YANGON, Burma (AP) — Burma journalists just getting used to their new era of freedom howled when the government announced plans for a media law that could lock many old restrictions back into place. Then, in the latest of many moves that never would have happened under the country’s old military rulers, the government backed off.
A bill restricting publishers, drawn up by the Ministry of Information without input from press groups, might yet become law. But journalists’ complaints helped scuttle plans to pass the legislation as soon as this week.
Now the changes won’t be considered until June at the earliest, and only after government officials consult with members of the media.
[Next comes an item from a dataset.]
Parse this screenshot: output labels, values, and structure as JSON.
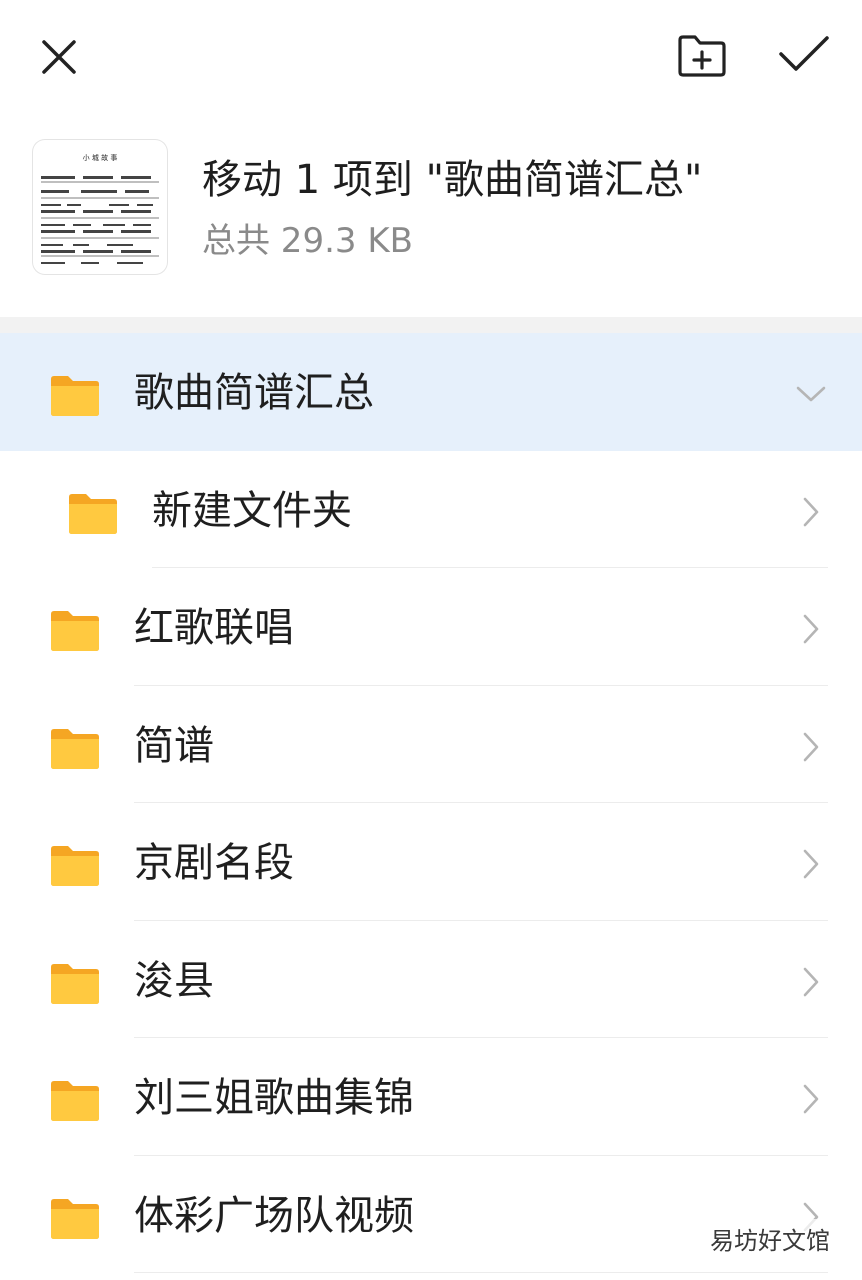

The information minister, who had said “poisonous” publications had made new rules necessary, is to discuss the proposal with journalists Saturday.
“I think the minister finally understands that the media industry is totally against the draft,” said Zaw Thet Htwe, the editor of a health journal and a former political prisoner. “We cannot predict the outcome of our meeting on Saturday but we are happy that the minister listens to the views.”
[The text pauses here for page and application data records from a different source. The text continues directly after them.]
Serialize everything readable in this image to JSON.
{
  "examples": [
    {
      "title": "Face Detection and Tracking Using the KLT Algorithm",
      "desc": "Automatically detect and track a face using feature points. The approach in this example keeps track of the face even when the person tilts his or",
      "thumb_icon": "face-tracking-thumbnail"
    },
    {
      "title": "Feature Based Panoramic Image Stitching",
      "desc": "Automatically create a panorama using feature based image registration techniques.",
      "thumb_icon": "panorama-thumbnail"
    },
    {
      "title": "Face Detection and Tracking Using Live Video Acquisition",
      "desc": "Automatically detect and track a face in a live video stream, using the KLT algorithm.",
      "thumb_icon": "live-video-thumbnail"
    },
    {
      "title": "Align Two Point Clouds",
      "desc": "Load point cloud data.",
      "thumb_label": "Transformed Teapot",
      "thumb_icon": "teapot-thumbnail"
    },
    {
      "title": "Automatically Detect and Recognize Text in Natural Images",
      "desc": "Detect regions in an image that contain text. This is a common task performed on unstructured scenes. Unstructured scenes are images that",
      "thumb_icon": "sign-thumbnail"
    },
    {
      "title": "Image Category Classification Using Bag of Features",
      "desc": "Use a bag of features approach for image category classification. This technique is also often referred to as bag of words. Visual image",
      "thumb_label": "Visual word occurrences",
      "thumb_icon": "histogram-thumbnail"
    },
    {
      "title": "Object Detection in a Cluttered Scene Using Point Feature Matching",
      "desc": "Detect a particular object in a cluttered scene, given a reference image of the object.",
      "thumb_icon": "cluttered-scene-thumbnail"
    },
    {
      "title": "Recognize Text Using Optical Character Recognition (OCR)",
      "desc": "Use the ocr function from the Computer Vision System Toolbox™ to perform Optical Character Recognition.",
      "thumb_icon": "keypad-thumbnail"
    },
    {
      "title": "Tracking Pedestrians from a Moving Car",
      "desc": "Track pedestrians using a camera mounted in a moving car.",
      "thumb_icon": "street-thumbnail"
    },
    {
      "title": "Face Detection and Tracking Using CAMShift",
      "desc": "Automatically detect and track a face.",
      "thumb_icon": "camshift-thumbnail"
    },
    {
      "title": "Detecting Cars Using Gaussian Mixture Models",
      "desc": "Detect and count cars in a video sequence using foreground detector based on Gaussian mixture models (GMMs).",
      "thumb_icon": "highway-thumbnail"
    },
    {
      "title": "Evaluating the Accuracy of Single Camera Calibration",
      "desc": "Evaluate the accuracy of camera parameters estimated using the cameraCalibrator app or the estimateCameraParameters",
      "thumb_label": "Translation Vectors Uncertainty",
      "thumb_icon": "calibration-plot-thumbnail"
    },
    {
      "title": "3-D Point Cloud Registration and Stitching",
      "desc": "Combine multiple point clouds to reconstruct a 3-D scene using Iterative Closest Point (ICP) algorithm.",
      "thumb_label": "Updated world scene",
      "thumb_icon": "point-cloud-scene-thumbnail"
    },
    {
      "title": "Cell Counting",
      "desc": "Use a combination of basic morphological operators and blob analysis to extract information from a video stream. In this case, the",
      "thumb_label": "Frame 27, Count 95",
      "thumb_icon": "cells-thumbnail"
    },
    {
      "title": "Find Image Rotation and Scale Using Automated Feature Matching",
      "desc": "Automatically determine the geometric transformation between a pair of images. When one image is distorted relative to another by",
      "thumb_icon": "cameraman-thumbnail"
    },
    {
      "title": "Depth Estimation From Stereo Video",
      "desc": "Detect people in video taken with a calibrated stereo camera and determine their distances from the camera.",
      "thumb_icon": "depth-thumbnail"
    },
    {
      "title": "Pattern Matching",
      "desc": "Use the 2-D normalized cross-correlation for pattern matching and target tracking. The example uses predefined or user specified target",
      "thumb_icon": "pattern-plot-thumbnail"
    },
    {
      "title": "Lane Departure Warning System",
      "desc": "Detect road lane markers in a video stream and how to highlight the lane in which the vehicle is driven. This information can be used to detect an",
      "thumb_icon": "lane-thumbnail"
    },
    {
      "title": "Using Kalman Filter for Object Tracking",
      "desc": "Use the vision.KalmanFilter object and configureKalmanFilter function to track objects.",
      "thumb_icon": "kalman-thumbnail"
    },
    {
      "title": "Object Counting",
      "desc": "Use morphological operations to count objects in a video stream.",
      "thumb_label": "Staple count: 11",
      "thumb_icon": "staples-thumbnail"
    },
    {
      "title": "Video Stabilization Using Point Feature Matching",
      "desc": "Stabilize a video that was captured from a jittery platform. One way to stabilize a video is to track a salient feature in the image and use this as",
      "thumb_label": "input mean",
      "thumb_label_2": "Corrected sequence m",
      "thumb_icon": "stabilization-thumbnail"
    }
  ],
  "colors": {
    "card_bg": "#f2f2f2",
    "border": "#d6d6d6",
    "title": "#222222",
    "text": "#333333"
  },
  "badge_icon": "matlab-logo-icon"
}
A new law could have had a chilling effect on the media days before Burma is to allow private daily newspapers to operate for the first time since 1964. Other private publications such as weeklies are already allowed, but the April 1 return of private dailies has been hailed as another step toward greater press freedom and democratic change.
The publishing bill had been scheduled to be discussed this week in Parliament, which will adjourn Friday and reconvene in June. Zaw Thet Htwe said he learned Monday that the bill is now off the agenda.
Kyaw Min Swe, editor-in-chief of the private weekly The Voice, said the speaker of Parliament’s lower house did not allow debate on the legislation “because many media organizations have sent letters of criticism” to parliamentary officials. Legislators were in session until Monday evening and were not immediately available.
The proposed law would replace even tougher rules established in 1962 by the government of the late dictator Ne Win. The existing law allows the government to revoke licenses at any time and carries a maximum seven-year sentence for failing to register, though the current government has not used those provisions.
Journalists in Burma, also known as Myanmar, were regarded for decades as among the most restricted in the world, subjected to routine state surveillance, phone taps, imprisonment and censorship so intense that independent papers could not publish on a daily basis. Even photos of opposition leader and Nobel Peace laureate Aung San Suu Kyi were barred.
President Thein Sein’s elected government has significantly relaxed media controls since taking power in 2011, allowing reporters to print material that would have been unthinkable during the five previous decades of absolute military rule. The government closed the Information Ministry’s censorship bureau, which was known as the Press Scrutiny and Registration Department.
The government would have had little trouble pushing the publishing bill through this week if it had wanted to. Though a few dozen opposition politicians won office in a by-election last year, the ruling party commands a great majority in Parliament.
The bill would bar publishers from printing articles that “oppose and violate” the military-drafted 2008 constitution and articles that could undermine “law and order and incite unrest.”
It calls for up to six-month prison sentences for failing to register news publications with the government, and for the appointment of a new “registration official” who will be in charge of monitoring the media and issuing publishing licenses.
“This draft law is nothing but a mechanism to control the media,” Kyaw Min Swe said.
“If passed in the current form, the draft law will essentially replace Burma’s old censorship regime with a similarly repressive new one,” said Shawn Crispin, Southeast Asia representative for the Committee to Protect Journalists. “We urge lawmakers to amend this draft in a way that protects, not restricts, press freedom.”
Information Minister Aung Kyi has defended the draft bill, saying that since media censorship was abolished many new and “poisonous” publications have emerged.
He specifically referred to 46 publications that had run photographs that were “contrary to Burma’s cultural norms,” an apparent reference to scantily clad women that now appear regularly on magazine front pages. He also said there have been articles that “encouraged gambling” and others that had prompted complaints from a state-run Buddhist organization as going against Buddhist teachings.
The proposed law is “capable of decontaminating the poisoned printed matters without restricting freedom of the press,” the state-run New Light of Burma newspaper quoted Aung Kyi as saying when he submitted the bill to Parliament on March 8.
Journalists, however, note that the proposed law could go well beyond enforcing social norms and block media from publishing material critical of the government.
The legislation would protect a constitution that among other things bars Suu Kyi from seeking the presidency in elections set for 2015. The constitution bars anyone from the presidency whose spouse, child or parent holds foreign citizenship, a clause widely criticized as being tailored for Suu Kyi because her late husband was British, and her two sons hold British nationality.
Veteran journalist Win Tin, an 83-year-old former political prisoner, said the proposed media law would inevitably lead to self-censorship.
“Journalists will be too cautious to write stories about (proposed) amendments to the constitution,” Win Tin said. “It could be construed as opposing the constitution.”
After the bill was submitted, the Press Council, a government-formed group made up of journalists and government appointees, issued a statement calling for the parliamentary debate to be delayed until an amended version of the law can be drafted with input from media organizations.
Aung Kyi will meet Saturday with members of the council, which is drafting a separate press law that it says will protect journalists’ rights.